**EXERCISE:**
Please give back every entry in full, word for word, but none of the pictures.

(Stored entries)
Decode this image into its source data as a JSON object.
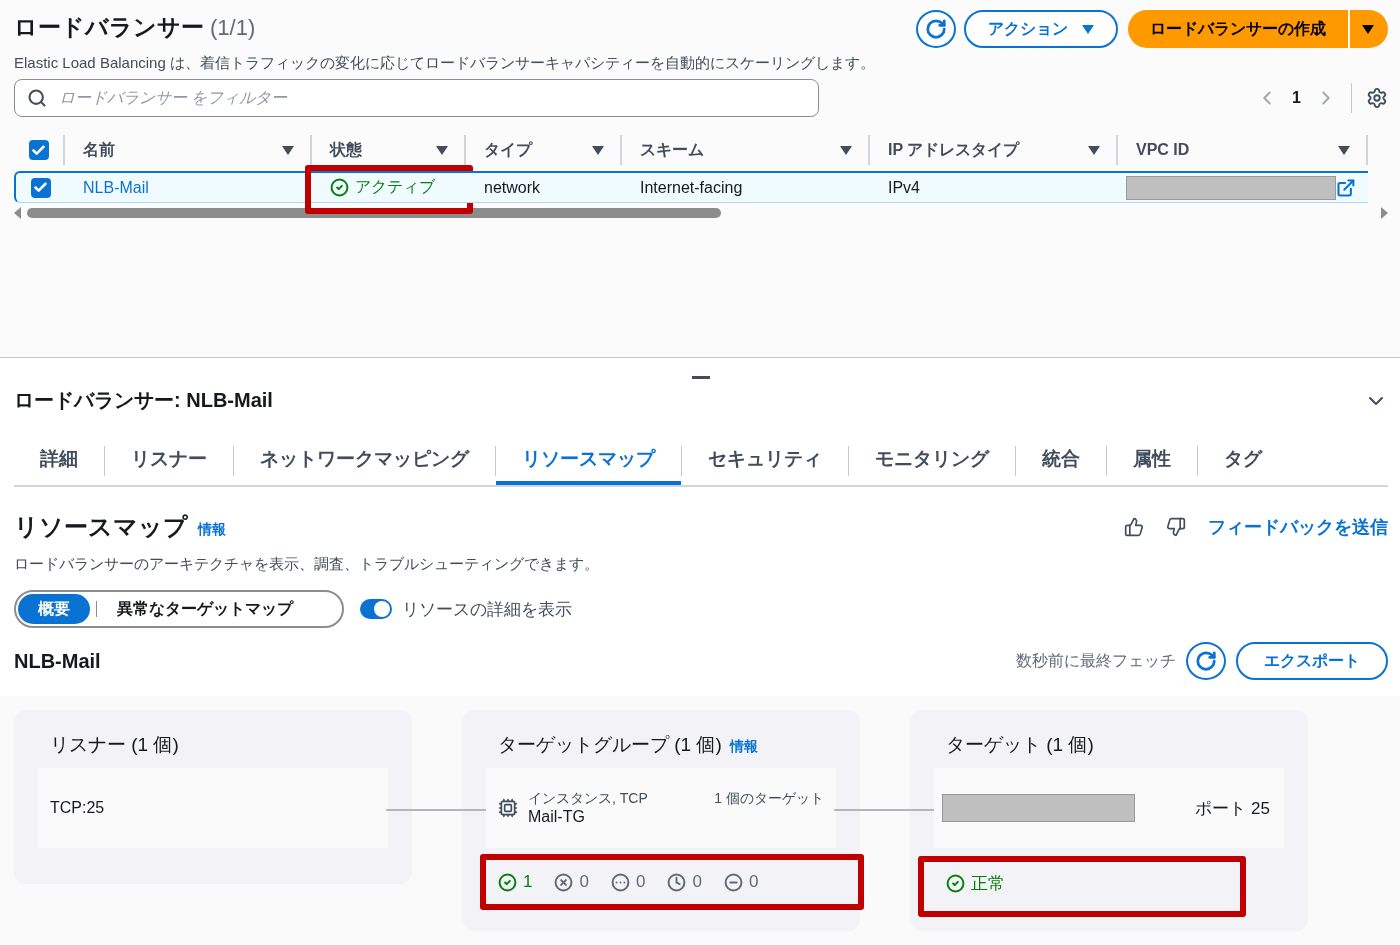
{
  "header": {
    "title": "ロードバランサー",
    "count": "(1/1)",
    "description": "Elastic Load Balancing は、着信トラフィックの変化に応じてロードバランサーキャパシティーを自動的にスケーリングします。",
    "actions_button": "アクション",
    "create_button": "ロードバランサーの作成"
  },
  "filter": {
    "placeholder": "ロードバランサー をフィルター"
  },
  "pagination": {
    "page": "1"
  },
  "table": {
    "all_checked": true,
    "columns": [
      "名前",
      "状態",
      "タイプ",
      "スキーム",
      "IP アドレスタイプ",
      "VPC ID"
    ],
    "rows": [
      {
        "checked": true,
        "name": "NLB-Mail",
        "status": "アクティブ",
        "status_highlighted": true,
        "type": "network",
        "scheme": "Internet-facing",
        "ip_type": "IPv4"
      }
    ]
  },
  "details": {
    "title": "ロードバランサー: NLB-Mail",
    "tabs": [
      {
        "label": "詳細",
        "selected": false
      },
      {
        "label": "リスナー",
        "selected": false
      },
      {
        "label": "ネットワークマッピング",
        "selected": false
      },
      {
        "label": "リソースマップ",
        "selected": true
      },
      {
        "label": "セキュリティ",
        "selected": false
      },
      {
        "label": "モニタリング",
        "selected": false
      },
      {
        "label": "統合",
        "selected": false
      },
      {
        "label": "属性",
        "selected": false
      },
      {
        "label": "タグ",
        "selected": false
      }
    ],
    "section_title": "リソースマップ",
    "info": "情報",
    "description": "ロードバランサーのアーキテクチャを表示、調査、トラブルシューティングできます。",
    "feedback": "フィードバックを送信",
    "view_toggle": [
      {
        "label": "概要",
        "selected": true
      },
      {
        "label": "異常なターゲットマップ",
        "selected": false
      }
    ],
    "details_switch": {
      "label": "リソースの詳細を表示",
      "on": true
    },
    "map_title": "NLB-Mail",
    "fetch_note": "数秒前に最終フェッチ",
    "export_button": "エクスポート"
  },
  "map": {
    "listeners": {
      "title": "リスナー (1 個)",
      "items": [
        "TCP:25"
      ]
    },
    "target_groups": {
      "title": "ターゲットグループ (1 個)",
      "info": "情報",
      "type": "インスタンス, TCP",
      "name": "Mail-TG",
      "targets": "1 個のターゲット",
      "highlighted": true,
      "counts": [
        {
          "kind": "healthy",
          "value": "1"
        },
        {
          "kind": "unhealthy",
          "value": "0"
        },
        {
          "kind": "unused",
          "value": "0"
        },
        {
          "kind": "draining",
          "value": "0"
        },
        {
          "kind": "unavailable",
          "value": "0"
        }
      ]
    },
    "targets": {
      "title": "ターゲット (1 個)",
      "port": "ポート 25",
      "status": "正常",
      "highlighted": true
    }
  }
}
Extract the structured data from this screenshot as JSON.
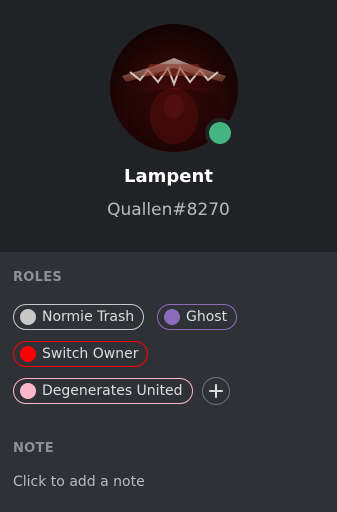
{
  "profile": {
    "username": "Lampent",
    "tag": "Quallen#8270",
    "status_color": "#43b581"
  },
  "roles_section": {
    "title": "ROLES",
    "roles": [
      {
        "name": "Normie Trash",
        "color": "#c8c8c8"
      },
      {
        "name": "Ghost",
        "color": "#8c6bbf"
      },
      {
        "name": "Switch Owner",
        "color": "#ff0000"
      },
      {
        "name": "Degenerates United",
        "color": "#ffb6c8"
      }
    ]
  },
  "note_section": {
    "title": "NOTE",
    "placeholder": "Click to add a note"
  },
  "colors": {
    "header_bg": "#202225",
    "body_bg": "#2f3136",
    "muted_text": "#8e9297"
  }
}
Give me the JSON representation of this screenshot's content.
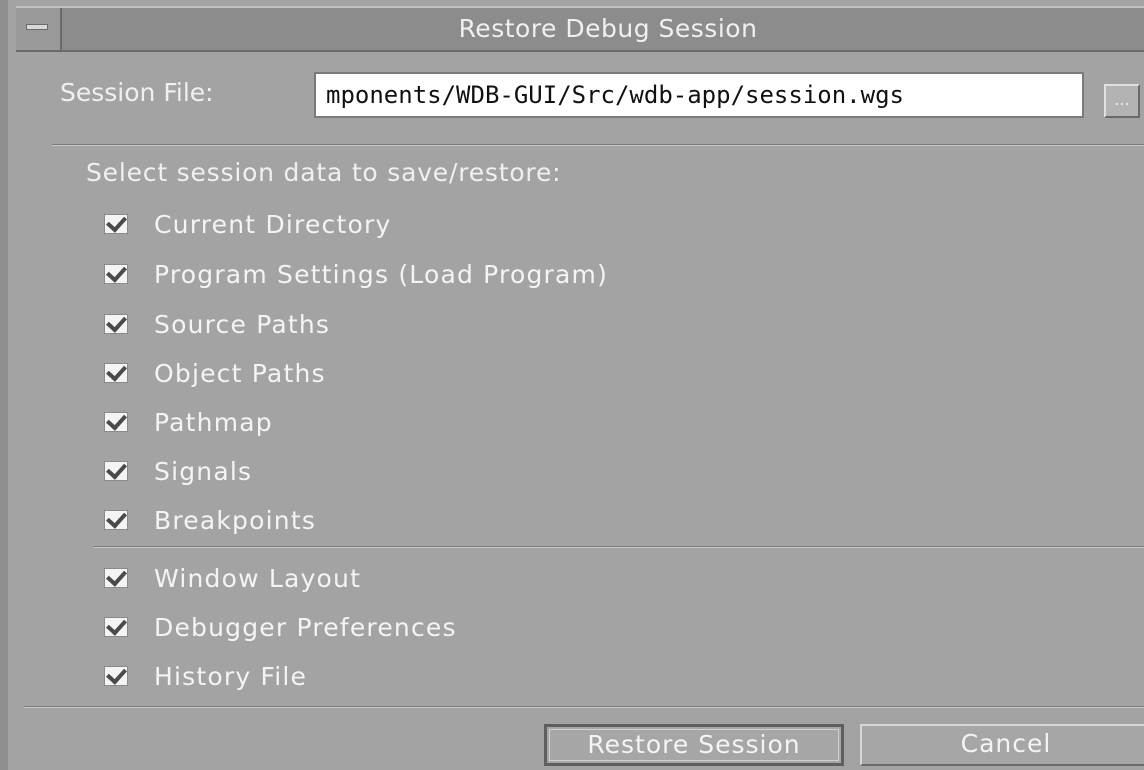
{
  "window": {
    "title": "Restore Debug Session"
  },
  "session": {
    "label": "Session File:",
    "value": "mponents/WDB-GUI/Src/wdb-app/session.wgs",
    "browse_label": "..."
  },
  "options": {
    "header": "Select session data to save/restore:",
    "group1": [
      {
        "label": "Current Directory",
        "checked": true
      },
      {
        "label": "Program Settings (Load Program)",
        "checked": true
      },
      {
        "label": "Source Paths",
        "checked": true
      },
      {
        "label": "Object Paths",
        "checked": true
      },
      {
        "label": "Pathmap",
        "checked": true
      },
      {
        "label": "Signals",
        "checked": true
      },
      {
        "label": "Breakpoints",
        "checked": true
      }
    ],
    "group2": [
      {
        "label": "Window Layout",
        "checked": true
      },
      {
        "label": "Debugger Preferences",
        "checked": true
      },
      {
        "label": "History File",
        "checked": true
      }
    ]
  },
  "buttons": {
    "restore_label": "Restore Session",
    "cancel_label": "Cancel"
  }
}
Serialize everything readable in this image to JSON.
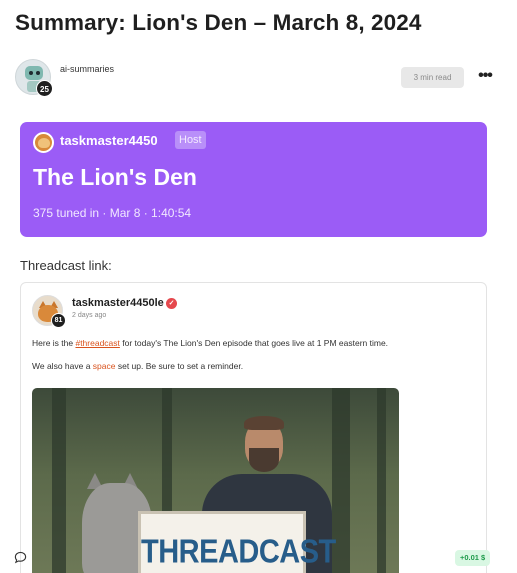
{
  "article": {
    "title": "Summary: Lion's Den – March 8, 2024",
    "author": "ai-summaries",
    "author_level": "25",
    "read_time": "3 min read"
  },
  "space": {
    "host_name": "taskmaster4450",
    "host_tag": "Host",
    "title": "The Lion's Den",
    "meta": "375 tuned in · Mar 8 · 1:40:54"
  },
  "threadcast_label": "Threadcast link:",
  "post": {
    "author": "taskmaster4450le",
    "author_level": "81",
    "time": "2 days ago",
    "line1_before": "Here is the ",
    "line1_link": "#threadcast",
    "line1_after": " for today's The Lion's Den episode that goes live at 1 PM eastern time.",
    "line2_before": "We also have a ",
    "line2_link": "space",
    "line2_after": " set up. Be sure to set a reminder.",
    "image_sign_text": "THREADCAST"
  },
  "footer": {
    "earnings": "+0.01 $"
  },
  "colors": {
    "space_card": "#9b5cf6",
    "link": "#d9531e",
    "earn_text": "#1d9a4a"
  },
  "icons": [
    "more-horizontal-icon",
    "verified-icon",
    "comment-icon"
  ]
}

**SOLUTION TO THE EXERCISE:**
Decode this image into its source data as a JSON object.
{
  "header": {
    "title": "ロードバランサー",
    "count": "(1/1)",
    "description": "Elastic Load Balancing は、着信トラフィックの変化に応じてロードバランサーキャパシティーを自動的にスケーリングします。",
    "actions_button": "アクション",
    "create_button": "ロードバランサーの作成"
  },
  "filter": {
    "placeholder": "ロードバランサー をフィルター"
  },
  "pagination": {
    "page": "1"
  },
  "table": {
    "all_checked": true,
    "columns": [
      "名前",
      "状態",
      "タイプ",
      "スキーム",
      "IP アドレスタイプ",
      "VPC ID"
    ],
    "rows": [
      {
        "checked": true,
        "name": "NLB-Mail",
        "status": "アクティブ",
        "status_highlighted": true,
        "type": "network",
        "scheme": "Internet-facing",
        "ip_type": "IPv4"
      }
    ]
  },
  "details": {
    "title": "ロードバランサー: NLB-Mail",
    "tabs": [
      {
        "label": "詳細",
        "selected": false
      },
      {
        "label": "リスナー",
        "selected": false
      },
      {
        "label": "ネットワークマッピング",
        "selected": false
      },
      {
        "label": "リソースマップ",
        "selected": true
      },
      {
        "label": "セキュリティ",
        "selected": false
      },
      {
        "label": "モニタリング",
        "selected": false
      },
      {
        "label": "統合",
        "selected": false
      },
      {
        "label": "属性",
        "selected": false
      },
      {
        "label": "タグ",
        "selected": false
      }
    ],
    "section_title": "リソースマップ",
    "info": "情報",
    "description": "ロードバランサーのアーキテクチャを表示、調査、トラブルシューティングできます。",
    "feedback": "フィードバックを送信",
    "view_toggle": [
      {
        "label": "概要",
        "selected": true
      },
      {
        "label": "異常なターゲットマップ",
        "selected": false
      }
    ],
    "details_switch": {
      "label": "リソースの詳細を表示",
      "on": true
    },
    "map_title": "NLB-Mail",
    "fetch_note": "数秒前に最終フェッチ",
    "export_button": "エクスポート"
  },
  "map": {
    "listeners": {
      "title": "リスナー (1 個)",
      "items": [
        "TCP:25"
      ]
    },
    "target_groups": {
      "title": "ターゲットグループ (1 個)",
      "info": "情報",
      "type": "インスタンス, TCP",
      "name": "Mail-TG",
      "targets": "1 個のターゲット",
      "highlighted": true,
      "counts": [
        {
          "kind": "healthy",
          "value": "1"
        },
        {
          "kind": "unhealthy",
          "value": "0"
        },
        {
          "kind": "unused",
          "value": "0"
        },
        {
          "kind": "draining",
          "value": "0"
        },
        {
          "kind": "unavailable",
          "value": "0"
        }
      ]
    },
    "targets": {
      "title": "ターゲット (1 個)",
      "port": "ポート 25",
      "status": "正常",
      "highlighted": true
    }
  }
}
Extract the structured data from this screenshot as JSON.
{
  "profile": {
    "username": "Lampent",
    "tag": "Quallen#8270",
    "status_color": "#43b581"
  },
  "roles_section": {
    "title": "ROLES",
    "roles": [
      {
        "name": "Normie Trash",
        "color": "#c8c8c8"
      },
      {
        "name": "Ghost",
        "color": "#8c6bbf"
      },
      {
        "name": "Switch Owner",
        "color": "#ff0000"
      },
      {
        "name": "Degenerates United",
        "color": "#ffb6c8"
      }
    ]
  },
  "note_section": {
    "title": "NOTE",
    "placeholder": "Click to add a note"
  },
  "colors": {
    "header_bg": "#202225",
    "body_bg": "#2f3136",
    "muted_text": "#8e9297"
  }
}
Give me the JSON representation of this screenshot's content.
{
  "window": {
    "title": "Restore Debug Session"
  },
  "session": {
    "label": "Session File:",
    "value": "mponents/WDB-GUI/Src/wdb-app/session.wgs",
    "browse_label": "..."
  },
  "options": {
    "header": "Select session data to save/restore:",
    "group1": [
      {
        "label": "Current Directory",
        "checked": true
      },
      {
        "label": "Program Settings (Load Program)",
        "checked": true
      },
      {
        "label": "Source Paths",
        "checked": true
      },
      {
        "label": "Object Paths",
        "checked": true
      },
      {
        "label": "Pathmap",
        "checked": true
      },
      {
        "label": "Signals",
        "checked": true
      },
      {
        "label": "Breakpoints",
        "checked": true
      }
    ],
    "group2": [
      {
        "label": "Window Layout",
        "checked": true
      },
      {
        "label": "Debugger Preferences",
        "checked": true
      },
      {
        "label": "History File",
        "checked": true
      }
    ]
  },
  "buttons": {
    "restore_label": "Restore Session",
    "cancel_label": "Cancel"
  }
}
Serialize everything readable in this image to JSON.
{
  "article": {
    "title": "Summary: Lion's Den – March 8, 2024",
    "author": "ai-summaries",
    "author_level": "25",
    "read_time": "3 min read"
  },
  "space": {
    "host_name": "taskmaster4450",
    "host_tag": "Host",
    "title": "The Lion's Den",
    "meta": "375 tuned in · Mar 8 · 1:40:54"
  },
  "threadcast_label": "Threadcast link:",
  "post": {
    "author": "taskmaster4450le",
    "author_level": "81",
    "time": "2 days ago",
    "line1_before": "Here is the ",
    "line1_link": "#threadcast",
    "line1_after": " for today's The Lion's Den episode that goes live at 1 PM eastern time.",
    "line2_before": "We also have a ",
    "line2_link": "space",
    "line2_after": " set up. Be sure to set a reminder.",
    "image_sign_text": "THREADCAST"
  },
  "footer": {
    "earnings": "+0.01 $"
  },
  "colors": {
    "space_card": "#9b5cf6",
    "link": "#d9531e",
    "earn_text": "#1d9a4a"
  },
  "icons": [
    "more-horizontal-icon",
    "verified-icon",
    "comment-icon"
  ]
}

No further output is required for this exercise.